For Release: May 28, 2004


When second grade students from Mary S. Black Elementary School were unable to travel to the Elko Museum for their annual field trip, Mrs. Sandra Olsen, one of the school’s teachers, decided to invite the Bureau of Land Management’s (BLM) Battle Mountain Field Office staff to visit and bring Smokey Bear and friends along. Smokey kicked off the afternoon’s activities and faced 81 students who had lots of hugs and questions such as:

How can Smokey get his belt on?
Can he dance and sing? (No, but Mrs. Olsen helped out by singing the Smokey Bear song.)
How old is he? (Almost 60 was the reply. Firefighters found him as a cub in tree that was located in a burned area and saved him.)
Students did know what Smokey’s messages were such as, “Do not EVER play with fire” and “Make sure campfires are out before leaving the area.”

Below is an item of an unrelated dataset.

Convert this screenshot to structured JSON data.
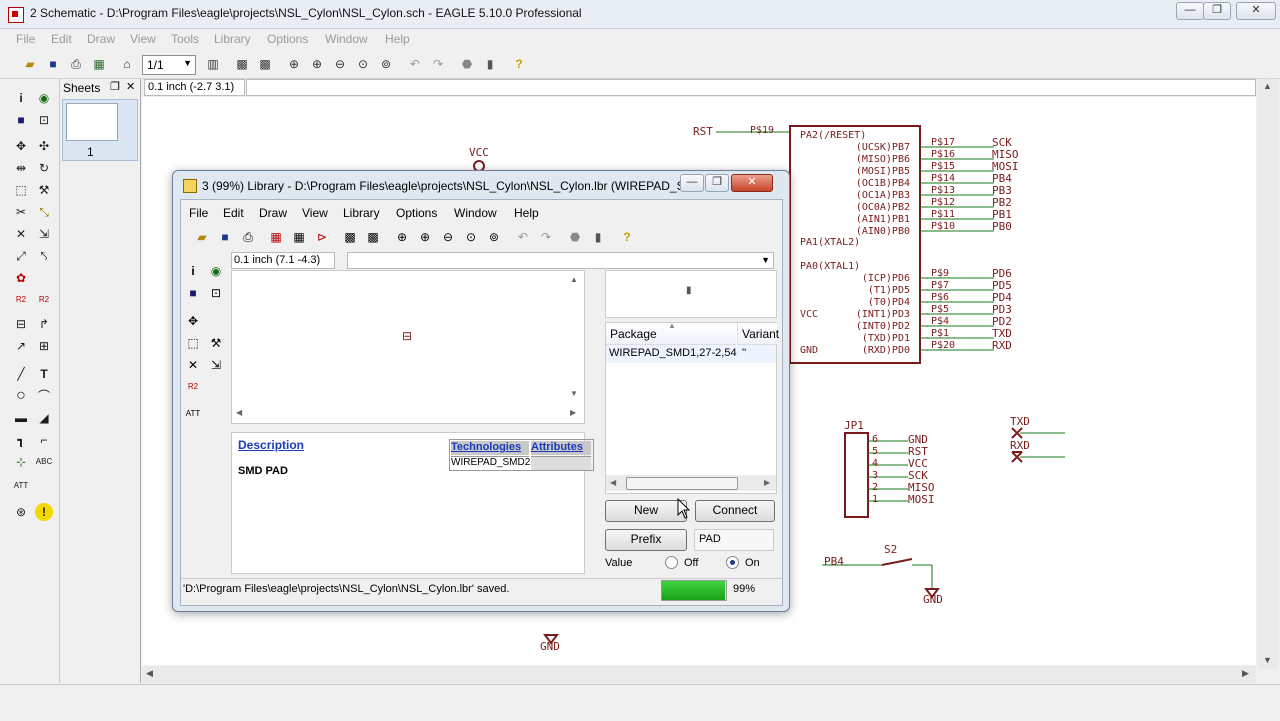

“Kirby” wore a visitor badge and was featured next on the agenda. Kelly Winnepenninkx adopted him as a wild horse from the BLM nearly four years ago. Kelly answered as many questions as possible as one hand after another went up. “Does he wear horseshoes?” (No. He has range feet.) “Is he always calm?” (No, he can be moody and nervous just like people.) “Why is he named Kirby?” (Because he eats a lot like a vacuum cleaner quickly absorbs dust.) “How many horses do you (Kelly) have?” (Two was the reply and one student said that is better than none!) Kelly further explained that horses are like puppies and form a strong bond with their owners and, over time, a trusting relationship is formed. Students would always laugh when Kirby would whiny as his owner talked. Saying good-bye with a “whisper” clap and thank you, students headed inside for more presentations, class by class.

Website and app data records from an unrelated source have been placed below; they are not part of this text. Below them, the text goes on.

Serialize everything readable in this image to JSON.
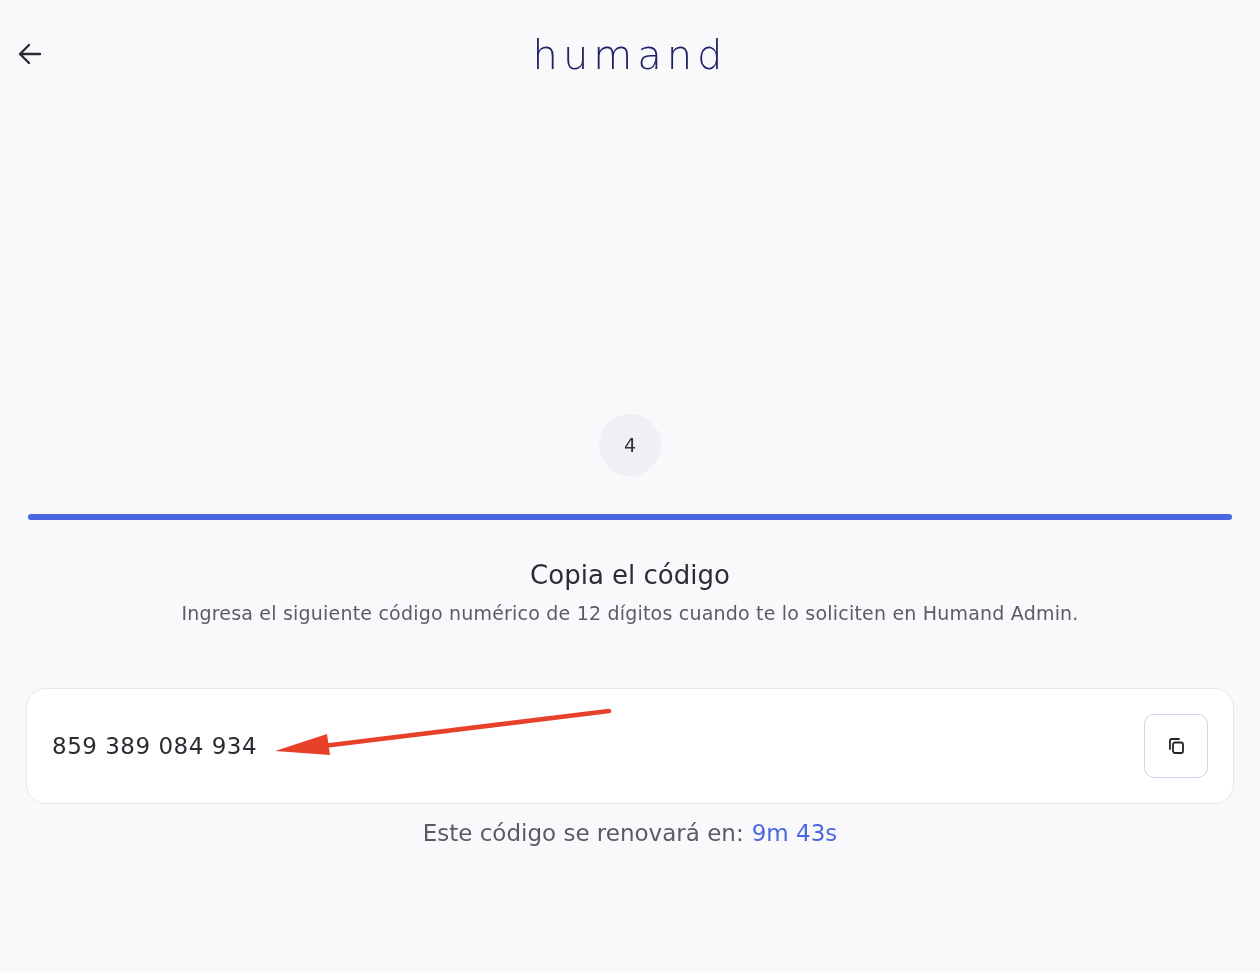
{
  "header": {
    "logo": "humand"
  },
  "step": {
    "number": "4",
    "level": 1
  },
  "title": "Copia el código",
  "description": "Ingresa el siguiente código numérico de 12 dígitos cuando te lo soliciten en Humand Admin.",
  "code": {
    "value": "859 389 084 934"
  },
  "timer": {
    "label": "Este código se renovará en:",
    "time": "9m 43s"
  }
}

Christine Pontarolo, BLM Wild Horse and Burro Specialist, expanded on wild horse information. Students learned that horses were used to settle the West by homesteaders, miners, and others, and were left to run wild when no longer needed or useful. Wild Horse Annie successfully campaigned for legislation to protect wild horses. Today, Nevada BLM manages the largest population of the nation’s wild horses with nearly 102 Herd Management Areas (HMA). Arizona has the largest wild burro population. The BLM is responsible for assuring that the horses have enough food, water and living space.

Christine explained, “It is against the law to capture or shoot a wild horse,” but there are many ways to adopt mares (females) and/or studs and stallions (males) from the BLM.” Students looked at a horse skull as they left the room to attend the next presentation.

“Archaeology is like touching history,” said Janice George, BLM archaeologist. She said those in her profession are like detectives looking for clues about artifacts and she brought examples of an old axe head, rusted cans, flakes and arrowheads to show students the types of items found in Nevada. One student asked, Do you find “old stuff” like from 1915 and 1964? Janice stressed the importance of not looting, stealing or disturbing cultural sites because archaeologists need to see the “whole picture” to tell the story of early inhabitants.

Cory Crotteau from the BLM taught students about abandoned mine lands and asked them to memorize the phrase, “Stay Out and Stay Alive.” They talked about the dangers found in abandoned caves and mines like explosives, snakes and bats. She also warned of open pits that have filled with water and might look inviting for taking a swim. Pit lakes can contain toxic chemicals and dangerous rocks. Students also responded quickly when asked the definition of “No Trespassing.” They were given tokens for each correct answer and at the end of Cory’s presentation, looked at a rock containing quartz, amethyst and fools gold all in one specimen.

- BLM -

Last updated: 03-26-2015